Gobindgarh Fort – the very symbol of Punjab. A character of the times when Punjab was forged. Spread across a grand 43 acres, right in the heart of Amritsar city, this magnificent heritage site has a glorious history of its own. It spans 263 years, right from the era of the Bhangi Misl to Maharaja Ranjit Singh to the British East India Company to the Indian Army. Now finally, it opens its gates to the people of Punjab.
Despite being under restoration, the Gobindgarh Fort has gained popularity in such a short time and has become one of the best tourist places in Punjab. Due to its importance in Amritsar’s history. Many visitors have already declared it one of India's best places.
Discover the grand stories of the past. Discover the history of one of the best historical places in Punjab.
The Punjab region in the 18th Century was ruled by clans called Misls. In the 1760s, Gujar Singh Bhangi, a local chieftain, built this as a mud fortress and came to be known as “Bhagian da Qila”. They owned it till 1809 or for almost 49 years. However, the financial position of the misl deteriorated over time, and by 1809 a minor ruler Gurdit S. Bhangi, a descendent of Gujjar Singh, was ruling Amritsar with the help of his mother, Mai Sukhan. Mai Sukhan asked Arur Mal, a sahukar (trader) of the Bhangi township, to pay nazrana(Tribute). Not wanting to do so, Arur Mal migrated to the township of the rival Kanhiyas misl to avoid payment. At that time, Maharaja Ranjit Singh was a rising star belonging to the Sukerchakia Misl. Arur Mal conspired with Shaikh Kamaluddin, a leading citizen, and they invited Ranjit Singh to take over the Fort and the territories of Gurdit Singh. Maharaja Ranjit Singh was looking for just such an opportunity. He called Mai Sukhan to surrender a giant cannon known as the Zamzama Cannon, “Bhangian di Tope”. Maharaja Ranjit Singh claimed that he had the right to the cannon as it was the Sukerchakia Misl’s share of the spoils of the war with the Afghan king, Ahmad Shah Durrani, in 1765. Zamzama means “the Taker of Strongholds.” Mai Sukhan refused. Ranjit Singh thereupon entered the city through the Ahluwalia gate. The Bhangies could not hold up again Ranjit Singh’s colossal force.
The Maharaja took over the Fort, and along with it, the Zamzama Cannon and Mai Sukhan and the Bhangies were granted a few villages for their maintenance. After winning the Fort, Maharaja Ranjit Singh went to Shri Harmandir Sahib for darshan and thanked the supreme one. The capture of the Fort was a valuable acquisition for Maharaja Ranjit Singh. He renamed the fort ‘Gobindgarh’ after the tenth Sikh Guru, Guru Shri Gobind Singh Ji. One of the main reasons for the consolidation of the Fort most likely was to guard the city of Amritsar and Shri Harmandir Sahib, known as the Golden Temple, from invaders. This bean-shaped city was most vulnerable to attacks, and there were constant threats from the Afghans from the North-West frontier. This positioning of the Fort outside the historic walled city, unlike other forts in the centre of the historic towns, acted as an invincible barrier to getting through to the pilgrim city. The Fort saw significant repairs, additions and rebuilding from 1805 till 1809, under the supervision of its second governor and foreign minister of Maharaja Ranjit Singh, Fakir Azizuddin. Large sums of money were spent to make the Fort a solid defence fortification with the help of the French Generals who had joined Maharaja Ranjit Singh.

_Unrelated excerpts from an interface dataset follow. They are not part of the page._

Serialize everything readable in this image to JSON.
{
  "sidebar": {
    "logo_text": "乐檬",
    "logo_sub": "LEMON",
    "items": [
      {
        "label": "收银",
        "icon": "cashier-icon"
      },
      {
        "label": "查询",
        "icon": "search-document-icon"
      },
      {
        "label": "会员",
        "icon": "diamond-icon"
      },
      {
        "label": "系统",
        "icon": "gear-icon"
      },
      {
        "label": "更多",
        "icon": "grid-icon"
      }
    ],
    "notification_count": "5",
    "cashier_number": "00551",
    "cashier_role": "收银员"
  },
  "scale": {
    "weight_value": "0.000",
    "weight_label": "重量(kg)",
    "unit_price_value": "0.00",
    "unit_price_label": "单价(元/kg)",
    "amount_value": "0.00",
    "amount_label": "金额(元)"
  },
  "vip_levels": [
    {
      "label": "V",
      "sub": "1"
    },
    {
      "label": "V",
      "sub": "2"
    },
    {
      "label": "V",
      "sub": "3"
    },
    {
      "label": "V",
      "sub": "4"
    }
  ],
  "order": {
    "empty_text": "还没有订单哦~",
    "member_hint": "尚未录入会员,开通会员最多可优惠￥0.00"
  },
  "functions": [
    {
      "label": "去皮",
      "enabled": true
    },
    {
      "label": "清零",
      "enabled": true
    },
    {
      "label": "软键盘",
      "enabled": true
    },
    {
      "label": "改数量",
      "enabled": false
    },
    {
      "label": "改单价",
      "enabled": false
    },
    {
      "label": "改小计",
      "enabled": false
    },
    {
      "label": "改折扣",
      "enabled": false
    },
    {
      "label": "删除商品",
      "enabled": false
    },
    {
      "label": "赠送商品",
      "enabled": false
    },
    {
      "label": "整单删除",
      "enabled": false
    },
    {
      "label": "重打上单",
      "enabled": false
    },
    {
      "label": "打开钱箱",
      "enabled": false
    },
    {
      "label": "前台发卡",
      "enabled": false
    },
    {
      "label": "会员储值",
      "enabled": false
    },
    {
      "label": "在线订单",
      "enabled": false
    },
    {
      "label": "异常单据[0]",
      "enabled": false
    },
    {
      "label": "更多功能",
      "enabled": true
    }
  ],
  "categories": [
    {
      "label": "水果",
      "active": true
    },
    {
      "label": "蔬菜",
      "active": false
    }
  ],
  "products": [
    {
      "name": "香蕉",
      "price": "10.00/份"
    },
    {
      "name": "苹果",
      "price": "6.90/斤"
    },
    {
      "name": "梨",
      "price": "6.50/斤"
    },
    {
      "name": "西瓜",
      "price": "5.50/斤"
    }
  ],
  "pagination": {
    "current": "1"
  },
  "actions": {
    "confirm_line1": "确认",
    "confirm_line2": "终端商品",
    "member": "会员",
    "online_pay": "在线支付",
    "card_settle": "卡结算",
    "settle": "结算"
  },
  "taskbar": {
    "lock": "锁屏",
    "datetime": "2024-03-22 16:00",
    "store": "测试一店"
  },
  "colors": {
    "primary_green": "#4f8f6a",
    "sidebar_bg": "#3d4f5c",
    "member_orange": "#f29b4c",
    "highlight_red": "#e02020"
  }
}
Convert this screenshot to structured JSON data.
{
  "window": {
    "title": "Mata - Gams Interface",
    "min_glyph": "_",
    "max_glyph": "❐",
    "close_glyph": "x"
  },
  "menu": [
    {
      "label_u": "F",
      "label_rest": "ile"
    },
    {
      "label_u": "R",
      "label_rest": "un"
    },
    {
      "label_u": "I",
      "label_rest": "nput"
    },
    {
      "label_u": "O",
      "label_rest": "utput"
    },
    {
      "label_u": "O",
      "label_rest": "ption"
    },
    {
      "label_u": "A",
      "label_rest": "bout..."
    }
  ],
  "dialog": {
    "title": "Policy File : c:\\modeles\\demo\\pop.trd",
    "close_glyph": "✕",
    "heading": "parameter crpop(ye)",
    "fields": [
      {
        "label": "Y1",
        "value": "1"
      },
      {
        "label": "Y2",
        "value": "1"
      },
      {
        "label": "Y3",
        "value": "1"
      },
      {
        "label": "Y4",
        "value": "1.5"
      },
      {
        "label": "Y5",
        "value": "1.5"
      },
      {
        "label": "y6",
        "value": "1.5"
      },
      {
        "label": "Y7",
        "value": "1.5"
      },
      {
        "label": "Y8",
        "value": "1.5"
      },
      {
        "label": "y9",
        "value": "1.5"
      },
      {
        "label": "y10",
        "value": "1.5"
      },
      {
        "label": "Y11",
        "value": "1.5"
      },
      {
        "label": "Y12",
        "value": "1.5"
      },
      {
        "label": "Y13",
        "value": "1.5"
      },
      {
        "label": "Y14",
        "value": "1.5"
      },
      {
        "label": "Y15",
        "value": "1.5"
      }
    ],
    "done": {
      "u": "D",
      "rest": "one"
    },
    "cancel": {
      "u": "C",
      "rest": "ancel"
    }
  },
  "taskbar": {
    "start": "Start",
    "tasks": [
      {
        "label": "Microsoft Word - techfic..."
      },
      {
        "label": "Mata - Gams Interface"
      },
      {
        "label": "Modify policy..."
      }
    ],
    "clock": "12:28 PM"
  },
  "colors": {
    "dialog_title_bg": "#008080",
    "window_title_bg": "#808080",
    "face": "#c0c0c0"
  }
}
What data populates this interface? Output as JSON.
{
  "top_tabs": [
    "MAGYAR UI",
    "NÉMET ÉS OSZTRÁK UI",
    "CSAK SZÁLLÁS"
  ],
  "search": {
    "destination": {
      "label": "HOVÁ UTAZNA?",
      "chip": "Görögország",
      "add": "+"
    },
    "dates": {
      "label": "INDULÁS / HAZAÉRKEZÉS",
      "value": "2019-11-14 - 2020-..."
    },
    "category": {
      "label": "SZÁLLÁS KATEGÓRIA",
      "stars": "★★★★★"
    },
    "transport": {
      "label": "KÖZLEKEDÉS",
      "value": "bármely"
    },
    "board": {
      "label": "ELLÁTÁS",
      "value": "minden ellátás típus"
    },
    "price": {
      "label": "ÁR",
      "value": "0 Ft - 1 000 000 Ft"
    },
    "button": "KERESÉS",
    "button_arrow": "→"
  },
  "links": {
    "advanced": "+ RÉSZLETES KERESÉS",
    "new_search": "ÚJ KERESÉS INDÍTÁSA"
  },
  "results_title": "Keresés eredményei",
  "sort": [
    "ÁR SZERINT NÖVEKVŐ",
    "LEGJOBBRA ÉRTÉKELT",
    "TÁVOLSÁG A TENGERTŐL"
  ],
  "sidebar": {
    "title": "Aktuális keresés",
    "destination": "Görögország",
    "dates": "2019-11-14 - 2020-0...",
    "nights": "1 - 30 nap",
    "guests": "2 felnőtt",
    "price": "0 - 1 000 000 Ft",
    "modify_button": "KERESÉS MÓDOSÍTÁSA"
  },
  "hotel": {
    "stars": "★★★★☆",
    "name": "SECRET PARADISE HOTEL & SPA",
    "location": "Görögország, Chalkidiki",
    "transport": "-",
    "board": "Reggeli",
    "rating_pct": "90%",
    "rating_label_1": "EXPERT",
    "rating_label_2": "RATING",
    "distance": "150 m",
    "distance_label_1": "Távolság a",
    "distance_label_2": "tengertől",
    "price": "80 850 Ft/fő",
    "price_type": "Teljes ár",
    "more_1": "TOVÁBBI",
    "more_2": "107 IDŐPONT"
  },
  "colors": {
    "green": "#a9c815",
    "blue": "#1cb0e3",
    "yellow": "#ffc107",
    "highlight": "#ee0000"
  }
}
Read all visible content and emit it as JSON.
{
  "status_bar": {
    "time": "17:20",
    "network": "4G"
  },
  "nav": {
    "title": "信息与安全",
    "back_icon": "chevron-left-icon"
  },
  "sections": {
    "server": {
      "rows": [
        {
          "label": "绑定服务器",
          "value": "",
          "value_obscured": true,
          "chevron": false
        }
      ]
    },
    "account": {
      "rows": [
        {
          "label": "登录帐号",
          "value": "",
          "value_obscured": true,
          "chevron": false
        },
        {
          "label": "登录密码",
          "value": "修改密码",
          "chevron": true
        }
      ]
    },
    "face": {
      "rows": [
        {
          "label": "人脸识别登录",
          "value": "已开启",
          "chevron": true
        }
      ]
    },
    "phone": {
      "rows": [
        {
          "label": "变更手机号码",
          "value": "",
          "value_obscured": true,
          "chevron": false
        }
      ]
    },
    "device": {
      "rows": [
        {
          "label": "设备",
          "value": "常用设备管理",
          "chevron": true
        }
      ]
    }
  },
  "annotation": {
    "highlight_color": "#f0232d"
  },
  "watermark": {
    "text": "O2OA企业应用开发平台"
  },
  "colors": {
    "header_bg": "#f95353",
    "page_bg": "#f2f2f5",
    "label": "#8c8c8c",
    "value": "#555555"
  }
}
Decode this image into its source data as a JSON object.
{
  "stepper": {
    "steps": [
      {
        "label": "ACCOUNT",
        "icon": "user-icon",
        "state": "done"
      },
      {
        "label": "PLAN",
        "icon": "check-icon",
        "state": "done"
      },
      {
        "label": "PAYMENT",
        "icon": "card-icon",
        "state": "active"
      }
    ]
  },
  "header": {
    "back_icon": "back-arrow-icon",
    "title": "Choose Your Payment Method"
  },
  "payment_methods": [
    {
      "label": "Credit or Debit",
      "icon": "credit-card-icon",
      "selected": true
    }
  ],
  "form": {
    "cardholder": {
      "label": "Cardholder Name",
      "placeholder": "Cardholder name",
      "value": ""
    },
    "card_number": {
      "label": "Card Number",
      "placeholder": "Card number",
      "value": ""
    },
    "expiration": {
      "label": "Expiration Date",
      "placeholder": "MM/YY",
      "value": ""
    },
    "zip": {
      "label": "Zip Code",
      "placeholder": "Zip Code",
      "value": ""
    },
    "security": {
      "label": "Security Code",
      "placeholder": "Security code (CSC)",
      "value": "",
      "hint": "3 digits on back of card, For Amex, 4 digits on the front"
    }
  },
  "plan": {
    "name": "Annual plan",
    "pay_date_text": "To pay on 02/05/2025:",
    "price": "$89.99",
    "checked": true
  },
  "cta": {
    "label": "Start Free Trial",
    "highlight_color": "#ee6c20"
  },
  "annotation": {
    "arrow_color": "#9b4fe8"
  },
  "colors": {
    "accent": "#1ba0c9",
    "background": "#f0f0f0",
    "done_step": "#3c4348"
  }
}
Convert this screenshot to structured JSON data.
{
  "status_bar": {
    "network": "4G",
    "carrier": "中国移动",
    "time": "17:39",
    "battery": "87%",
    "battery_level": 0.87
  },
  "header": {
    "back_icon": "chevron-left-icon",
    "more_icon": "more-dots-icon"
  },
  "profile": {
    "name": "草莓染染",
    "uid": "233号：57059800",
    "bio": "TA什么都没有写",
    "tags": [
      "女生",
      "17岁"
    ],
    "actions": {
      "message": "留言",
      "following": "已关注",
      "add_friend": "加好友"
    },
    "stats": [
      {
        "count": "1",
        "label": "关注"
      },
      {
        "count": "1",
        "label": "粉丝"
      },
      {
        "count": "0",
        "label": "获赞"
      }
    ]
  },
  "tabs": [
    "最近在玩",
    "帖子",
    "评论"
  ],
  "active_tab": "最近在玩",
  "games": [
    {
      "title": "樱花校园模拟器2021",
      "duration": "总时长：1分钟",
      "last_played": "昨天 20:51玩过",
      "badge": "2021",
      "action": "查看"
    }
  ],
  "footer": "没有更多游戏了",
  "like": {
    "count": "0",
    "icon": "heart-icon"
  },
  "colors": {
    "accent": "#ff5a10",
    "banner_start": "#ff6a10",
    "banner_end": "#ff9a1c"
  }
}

The Maharaja ruled successfully for forty years from the Sutlej to Indus, from Punjab Hills to Khyber Pass on the Indo-Central Asian Route. Every year he spent some time at Amritsar for a change of climate and taking a bath in the holy tank. Generally, he reached Amritsar before the rainy season set in and remained there till the Dussehra celebrations were over. The Fort was captured by the British after the Second Anglo-Sikh War in 1849. After Independence, the Fort was garrisoned by the Indian army in 1947. Gobindgarh has been at the very heart of political events in Punjab for most of its existence. Since it was always a military preserve, it was inaccessible to ordinary people. It was hidden within a surrounding compound wall and concealed by trees and vegetation for almost a Century. More than any other military site Gobindgarh encapsulates the dramatic rise of Punjab, its golden days and then the collapse of the Sikh Kingdom when faced with the relentlessly expanding British Empire till its Independence. Finally, recognising the historical significance of this fortified precinct, in 2006, the Government of India handed over the vacant possession of the Fort for protection and conservation to the Government of Punjab. It was declared a historical monument by the Government of Punjab under The Punjab Ancient and Historical Monuments and Archaeological Sites and Remained Act in 1964.